*** Data section
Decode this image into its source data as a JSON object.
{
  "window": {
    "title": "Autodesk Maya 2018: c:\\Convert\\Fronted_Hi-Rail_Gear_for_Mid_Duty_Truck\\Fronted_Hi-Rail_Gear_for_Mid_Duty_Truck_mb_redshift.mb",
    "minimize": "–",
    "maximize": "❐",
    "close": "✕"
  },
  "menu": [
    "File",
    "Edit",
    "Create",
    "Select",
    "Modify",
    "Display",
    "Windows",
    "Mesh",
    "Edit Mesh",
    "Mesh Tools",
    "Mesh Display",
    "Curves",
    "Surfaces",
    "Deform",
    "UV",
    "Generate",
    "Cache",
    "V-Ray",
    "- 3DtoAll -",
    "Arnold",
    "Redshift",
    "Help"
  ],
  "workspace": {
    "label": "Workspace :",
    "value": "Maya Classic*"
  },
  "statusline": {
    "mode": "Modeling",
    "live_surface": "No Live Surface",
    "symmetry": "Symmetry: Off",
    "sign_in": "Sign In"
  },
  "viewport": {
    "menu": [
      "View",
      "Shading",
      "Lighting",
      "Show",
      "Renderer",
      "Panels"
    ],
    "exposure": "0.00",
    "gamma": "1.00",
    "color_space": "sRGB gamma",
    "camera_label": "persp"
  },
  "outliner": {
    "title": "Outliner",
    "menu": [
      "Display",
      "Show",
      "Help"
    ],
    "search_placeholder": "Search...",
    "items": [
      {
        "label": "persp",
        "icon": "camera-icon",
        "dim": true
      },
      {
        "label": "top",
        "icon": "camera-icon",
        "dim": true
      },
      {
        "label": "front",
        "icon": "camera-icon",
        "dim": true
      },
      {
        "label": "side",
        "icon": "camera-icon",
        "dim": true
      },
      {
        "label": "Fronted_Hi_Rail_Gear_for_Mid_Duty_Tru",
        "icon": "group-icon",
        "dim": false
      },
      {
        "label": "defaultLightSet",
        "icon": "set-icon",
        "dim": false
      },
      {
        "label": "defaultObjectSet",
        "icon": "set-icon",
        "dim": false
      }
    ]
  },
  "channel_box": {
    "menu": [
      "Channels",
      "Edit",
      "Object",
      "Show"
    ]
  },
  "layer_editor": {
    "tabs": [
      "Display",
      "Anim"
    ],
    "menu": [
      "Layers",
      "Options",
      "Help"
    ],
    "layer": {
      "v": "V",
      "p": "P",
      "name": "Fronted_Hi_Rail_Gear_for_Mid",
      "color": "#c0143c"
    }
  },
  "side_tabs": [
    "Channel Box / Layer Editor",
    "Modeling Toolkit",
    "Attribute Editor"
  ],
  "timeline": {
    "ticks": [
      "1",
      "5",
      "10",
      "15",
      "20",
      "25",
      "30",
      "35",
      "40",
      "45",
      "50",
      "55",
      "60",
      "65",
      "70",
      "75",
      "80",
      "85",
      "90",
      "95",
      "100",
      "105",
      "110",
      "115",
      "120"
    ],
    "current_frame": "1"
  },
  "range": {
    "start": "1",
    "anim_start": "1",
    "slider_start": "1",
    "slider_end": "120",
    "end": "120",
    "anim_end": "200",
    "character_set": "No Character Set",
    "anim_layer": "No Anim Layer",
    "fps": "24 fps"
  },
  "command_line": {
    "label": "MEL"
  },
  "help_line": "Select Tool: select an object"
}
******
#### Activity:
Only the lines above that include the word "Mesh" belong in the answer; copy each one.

#### Response to this task:
    "Mesh",
    "Edit Mesh",
    "Mesh Tools",
    "Mesh Display",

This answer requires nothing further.